Related Resources: 

APG Issues Paper - Illicit Financial Flows Generated from Illegal Fishing - November 2023 

FACT SHEET: Department of Defense Marks Two-Year Anniversary of the U.S. Indo-Pacific Strategy 

Combatting IUU Fishing with AML Policies 


The Dark Side of Innovation: Organized Crime in the Digital Age 

Southeast Asia faces unprecedented challenges as transnational organized crime groups continue to push the boundaries of innovation and expand illicit revenue streams, according to a new report by the United Nations Office on Drugs and Crime (UNODC). 

“Casinos and related high-cash-volume businesses have been vehicles for underground banking and money laundering for years, but the explosion of underregulated online gambling platforms and crypto exchanges has changed the game – Jeremy Douglas, UNODC Regional Representative for Southeast Asia and the Pacific. 

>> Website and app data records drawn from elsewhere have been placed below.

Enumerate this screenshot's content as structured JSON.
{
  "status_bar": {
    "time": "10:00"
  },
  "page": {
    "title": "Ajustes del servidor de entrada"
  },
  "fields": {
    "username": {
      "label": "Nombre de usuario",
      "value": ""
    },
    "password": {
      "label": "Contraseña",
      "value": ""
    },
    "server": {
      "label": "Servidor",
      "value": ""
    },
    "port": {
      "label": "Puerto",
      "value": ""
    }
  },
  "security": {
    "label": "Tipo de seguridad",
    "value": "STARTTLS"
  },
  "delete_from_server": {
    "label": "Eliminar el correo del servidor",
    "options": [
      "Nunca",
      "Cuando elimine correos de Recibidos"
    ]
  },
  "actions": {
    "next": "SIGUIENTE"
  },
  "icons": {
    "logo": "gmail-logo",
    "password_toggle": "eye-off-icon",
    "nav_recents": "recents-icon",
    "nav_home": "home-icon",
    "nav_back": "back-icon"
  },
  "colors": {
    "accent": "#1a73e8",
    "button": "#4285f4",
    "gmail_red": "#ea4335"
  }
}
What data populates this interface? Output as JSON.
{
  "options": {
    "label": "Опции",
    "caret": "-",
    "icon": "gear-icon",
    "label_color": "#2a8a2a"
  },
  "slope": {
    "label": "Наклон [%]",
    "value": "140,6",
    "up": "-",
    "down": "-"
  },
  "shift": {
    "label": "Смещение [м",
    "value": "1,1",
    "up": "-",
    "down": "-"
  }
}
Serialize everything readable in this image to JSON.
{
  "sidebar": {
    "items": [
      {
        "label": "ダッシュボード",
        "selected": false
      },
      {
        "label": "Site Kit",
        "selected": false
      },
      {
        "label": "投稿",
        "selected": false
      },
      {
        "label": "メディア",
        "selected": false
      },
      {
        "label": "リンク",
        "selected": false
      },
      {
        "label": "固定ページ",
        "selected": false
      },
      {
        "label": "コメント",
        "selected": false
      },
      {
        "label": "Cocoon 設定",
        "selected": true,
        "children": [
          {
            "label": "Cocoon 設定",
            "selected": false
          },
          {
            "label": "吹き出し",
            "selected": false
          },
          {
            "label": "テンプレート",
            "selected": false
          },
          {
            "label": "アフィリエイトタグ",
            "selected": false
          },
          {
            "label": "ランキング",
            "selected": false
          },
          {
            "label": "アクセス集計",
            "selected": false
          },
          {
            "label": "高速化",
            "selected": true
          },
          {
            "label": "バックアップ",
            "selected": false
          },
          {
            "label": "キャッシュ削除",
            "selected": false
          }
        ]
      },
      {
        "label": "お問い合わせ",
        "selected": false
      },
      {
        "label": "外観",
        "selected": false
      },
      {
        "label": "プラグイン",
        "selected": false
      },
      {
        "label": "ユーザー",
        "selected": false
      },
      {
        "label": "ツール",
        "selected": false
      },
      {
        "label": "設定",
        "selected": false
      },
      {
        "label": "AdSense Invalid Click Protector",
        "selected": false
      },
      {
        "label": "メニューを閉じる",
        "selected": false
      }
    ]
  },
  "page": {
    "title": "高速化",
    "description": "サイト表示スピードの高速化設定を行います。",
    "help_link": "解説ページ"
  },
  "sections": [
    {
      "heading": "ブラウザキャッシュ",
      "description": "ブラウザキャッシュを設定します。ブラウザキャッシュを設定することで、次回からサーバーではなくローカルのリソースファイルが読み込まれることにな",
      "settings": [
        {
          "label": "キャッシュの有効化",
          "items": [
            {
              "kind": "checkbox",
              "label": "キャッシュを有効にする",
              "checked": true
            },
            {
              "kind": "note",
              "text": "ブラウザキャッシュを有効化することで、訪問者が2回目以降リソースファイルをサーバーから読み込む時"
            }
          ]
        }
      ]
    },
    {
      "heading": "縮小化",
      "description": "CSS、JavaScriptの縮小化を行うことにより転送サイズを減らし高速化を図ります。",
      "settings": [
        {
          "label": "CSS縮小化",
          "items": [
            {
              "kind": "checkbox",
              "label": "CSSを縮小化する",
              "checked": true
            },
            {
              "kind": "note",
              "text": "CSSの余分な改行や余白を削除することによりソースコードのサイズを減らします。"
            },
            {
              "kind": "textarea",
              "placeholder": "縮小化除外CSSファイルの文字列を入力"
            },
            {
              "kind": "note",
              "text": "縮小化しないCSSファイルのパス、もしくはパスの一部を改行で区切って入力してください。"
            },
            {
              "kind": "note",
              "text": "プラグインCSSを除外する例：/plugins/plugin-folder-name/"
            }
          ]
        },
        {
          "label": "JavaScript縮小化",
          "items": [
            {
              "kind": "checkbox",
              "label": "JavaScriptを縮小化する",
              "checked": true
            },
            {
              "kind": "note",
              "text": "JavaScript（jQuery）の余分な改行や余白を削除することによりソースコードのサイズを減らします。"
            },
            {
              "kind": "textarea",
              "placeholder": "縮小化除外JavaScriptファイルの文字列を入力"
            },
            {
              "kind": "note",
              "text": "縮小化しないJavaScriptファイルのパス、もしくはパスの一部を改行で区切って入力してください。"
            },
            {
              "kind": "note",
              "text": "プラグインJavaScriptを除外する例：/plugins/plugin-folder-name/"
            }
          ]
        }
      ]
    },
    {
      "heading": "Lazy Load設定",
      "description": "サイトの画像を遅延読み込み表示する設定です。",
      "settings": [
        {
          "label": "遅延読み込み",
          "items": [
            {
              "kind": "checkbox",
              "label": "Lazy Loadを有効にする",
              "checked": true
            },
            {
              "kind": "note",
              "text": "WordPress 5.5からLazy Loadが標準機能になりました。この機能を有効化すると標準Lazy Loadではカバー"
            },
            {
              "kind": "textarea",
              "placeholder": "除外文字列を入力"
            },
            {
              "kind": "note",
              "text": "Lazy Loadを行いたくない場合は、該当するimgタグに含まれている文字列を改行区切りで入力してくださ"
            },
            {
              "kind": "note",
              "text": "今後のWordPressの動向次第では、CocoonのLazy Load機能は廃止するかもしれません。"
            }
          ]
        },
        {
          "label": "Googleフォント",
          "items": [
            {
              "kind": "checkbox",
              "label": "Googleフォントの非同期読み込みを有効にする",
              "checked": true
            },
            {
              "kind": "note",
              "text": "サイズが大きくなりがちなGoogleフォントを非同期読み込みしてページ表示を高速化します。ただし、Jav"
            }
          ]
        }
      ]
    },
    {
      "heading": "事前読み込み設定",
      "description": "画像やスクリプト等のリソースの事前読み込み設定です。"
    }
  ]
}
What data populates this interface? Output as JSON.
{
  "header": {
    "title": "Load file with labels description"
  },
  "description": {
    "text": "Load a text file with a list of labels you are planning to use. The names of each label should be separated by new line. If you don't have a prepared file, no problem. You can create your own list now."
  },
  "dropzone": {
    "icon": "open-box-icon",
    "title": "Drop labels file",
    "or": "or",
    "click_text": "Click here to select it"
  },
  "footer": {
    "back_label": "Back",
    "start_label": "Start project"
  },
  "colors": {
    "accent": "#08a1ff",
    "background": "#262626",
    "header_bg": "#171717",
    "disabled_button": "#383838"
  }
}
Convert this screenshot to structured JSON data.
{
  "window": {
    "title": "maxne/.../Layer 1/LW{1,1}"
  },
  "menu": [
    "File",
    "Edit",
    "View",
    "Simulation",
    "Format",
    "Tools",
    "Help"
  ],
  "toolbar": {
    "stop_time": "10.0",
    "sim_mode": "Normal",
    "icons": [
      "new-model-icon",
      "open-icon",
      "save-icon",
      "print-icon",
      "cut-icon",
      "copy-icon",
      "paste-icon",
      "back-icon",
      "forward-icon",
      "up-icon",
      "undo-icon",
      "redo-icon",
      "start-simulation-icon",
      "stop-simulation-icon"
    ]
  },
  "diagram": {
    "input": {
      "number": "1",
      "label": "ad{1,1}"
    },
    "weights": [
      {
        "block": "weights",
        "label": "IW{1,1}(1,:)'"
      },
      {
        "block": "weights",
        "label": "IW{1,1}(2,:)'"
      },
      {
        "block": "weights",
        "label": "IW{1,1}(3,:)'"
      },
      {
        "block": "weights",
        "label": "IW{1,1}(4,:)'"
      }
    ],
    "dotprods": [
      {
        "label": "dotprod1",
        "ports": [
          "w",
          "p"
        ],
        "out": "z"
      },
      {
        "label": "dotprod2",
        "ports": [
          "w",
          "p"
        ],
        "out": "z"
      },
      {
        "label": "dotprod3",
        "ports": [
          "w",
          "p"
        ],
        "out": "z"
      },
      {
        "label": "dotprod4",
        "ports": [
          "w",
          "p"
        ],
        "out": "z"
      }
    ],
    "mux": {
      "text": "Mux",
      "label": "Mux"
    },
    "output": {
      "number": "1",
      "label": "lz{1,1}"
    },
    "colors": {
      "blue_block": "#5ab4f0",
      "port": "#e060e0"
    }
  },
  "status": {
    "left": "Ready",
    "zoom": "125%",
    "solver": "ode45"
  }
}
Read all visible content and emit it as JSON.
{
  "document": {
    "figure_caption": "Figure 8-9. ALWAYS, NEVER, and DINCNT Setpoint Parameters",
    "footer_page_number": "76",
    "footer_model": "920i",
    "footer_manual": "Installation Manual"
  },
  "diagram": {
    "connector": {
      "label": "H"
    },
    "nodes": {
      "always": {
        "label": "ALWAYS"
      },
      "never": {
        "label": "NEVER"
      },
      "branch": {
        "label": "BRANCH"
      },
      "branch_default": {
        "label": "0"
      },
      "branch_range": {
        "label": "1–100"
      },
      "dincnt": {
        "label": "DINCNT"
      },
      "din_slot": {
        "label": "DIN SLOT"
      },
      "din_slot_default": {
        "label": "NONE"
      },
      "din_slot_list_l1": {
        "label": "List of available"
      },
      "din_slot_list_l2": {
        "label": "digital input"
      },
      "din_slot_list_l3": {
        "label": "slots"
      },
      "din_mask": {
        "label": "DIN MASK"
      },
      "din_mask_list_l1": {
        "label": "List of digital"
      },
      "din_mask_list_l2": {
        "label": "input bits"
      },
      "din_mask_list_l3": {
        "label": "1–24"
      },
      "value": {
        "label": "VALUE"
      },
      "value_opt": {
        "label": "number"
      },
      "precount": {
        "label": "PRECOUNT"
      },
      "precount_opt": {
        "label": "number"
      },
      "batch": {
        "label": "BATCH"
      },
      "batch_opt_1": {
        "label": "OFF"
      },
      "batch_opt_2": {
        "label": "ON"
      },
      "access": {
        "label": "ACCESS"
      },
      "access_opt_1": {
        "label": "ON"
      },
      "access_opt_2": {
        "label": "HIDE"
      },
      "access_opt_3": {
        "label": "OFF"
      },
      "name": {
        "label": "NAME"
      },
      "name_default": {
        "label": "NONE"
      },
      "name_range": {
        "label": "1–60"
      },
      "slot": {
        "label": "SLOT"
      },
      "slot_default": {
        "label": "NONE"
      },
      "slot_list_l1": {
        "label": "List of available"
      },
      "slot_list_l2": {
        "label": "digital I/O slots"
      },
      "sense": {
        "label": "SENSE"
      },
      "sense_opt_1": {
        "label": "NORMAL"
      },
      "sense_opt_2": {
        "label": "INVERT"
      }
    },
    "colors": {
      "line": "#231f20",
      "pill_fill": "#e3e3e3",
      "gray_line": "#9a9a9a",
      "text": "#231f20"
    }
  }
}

The eye-opening report looks at the convergence between online gambling, cyber fraud, money laundering, and human trafficking fueled by technology and increasingly sophisticated operations, creating a multifaceted threat with the gap between organized crime and enforcement authorities quickly widening. Failure to swiftly address this landscape will have consequences for Southeast Asia and other regions as organized crime reinvests to innovate, professionalize, and consolidate operations further. 

Related Resources:  

UNODC: Casinos, Money Laundering, Underground Banking, and Transnational Organized Crime in East and Southeast Asia: A Hidden and Accelerating Threat  

Methods and Trends of Money Laundering and Terrorism Financing 

2023 APG Typologies Report 

Cyber Scam Organization Disrupted Through Seizure of Nearly $9M in Crypto 


When Worlds Collide: Human Trafficking and Modern-Day Slavery 

According to the Walk Free Foundation, APAC is the third most vulnerable region in the world to modern slavery, with victims facing a range of serious violations and abuses. 

While this is already a well-known and severe issue associated with the region, in recent years, organized crime groups have diversified into new operations such as illegal fishing and cyber fraud, further exacerbating human trafficking and forced labor. 

For example, illegal fishing is unsustainable and undermines the legitimate industry. As a result, vessels must travel further for extended periods on the water and incur higher costs, making workers more vulnerable to forced labor conditions. 

Likewise, economic instability, poverty, and escalating unemployment combined with the rise of social media platforms such as Telegram, WeChat, TikTok, and Facebook have made it easier to recruit vulnerable people with the promise of lucrative opportunities – increasing the prevalence of ‘Pig Butchering’ and human trafficking networks across Southeast Asia. 

Worse yet, there are significant gaps in legislative frameworks to combat modern slavery across the region, and with corruption running rife, bribes from traffickers in exchange for protection from law enforcement and prosecution are commonplace.  

Related Resources: 

INTERPOL operation reveals further insights into ‘globalization’ of cyber scam centres 

Online Scam Operations and Trafficking into Forced Criminality in Southeast Asia: Recommendations for a Human Rights Response 

Modern Slavery in Asia and the Pacific 

Human Trafficking 2024 — the US and Global Challenges for the Financial Community 


Final Thoughts  

The war between professional money launderers and anti-money-laundering professionals in the region rages on, with the rise of powerful technologies making the criminal landscape increasingly complex and transnational. The success of these criminal operations has helped expand the region’s broader, booming illicit economy, attracting new networks, innovators, and service providers to the criminal ecosystem of Asia Pacific.  

Financial institutions are considered the first line of defense in this fight and in the face of an uncertain future, must engage technology solutions and reliable partnerships that allow compliance to become more data-driven even as regulatory requirements continue to mount. Contact us today to find out more about how we can help you fight financial crime.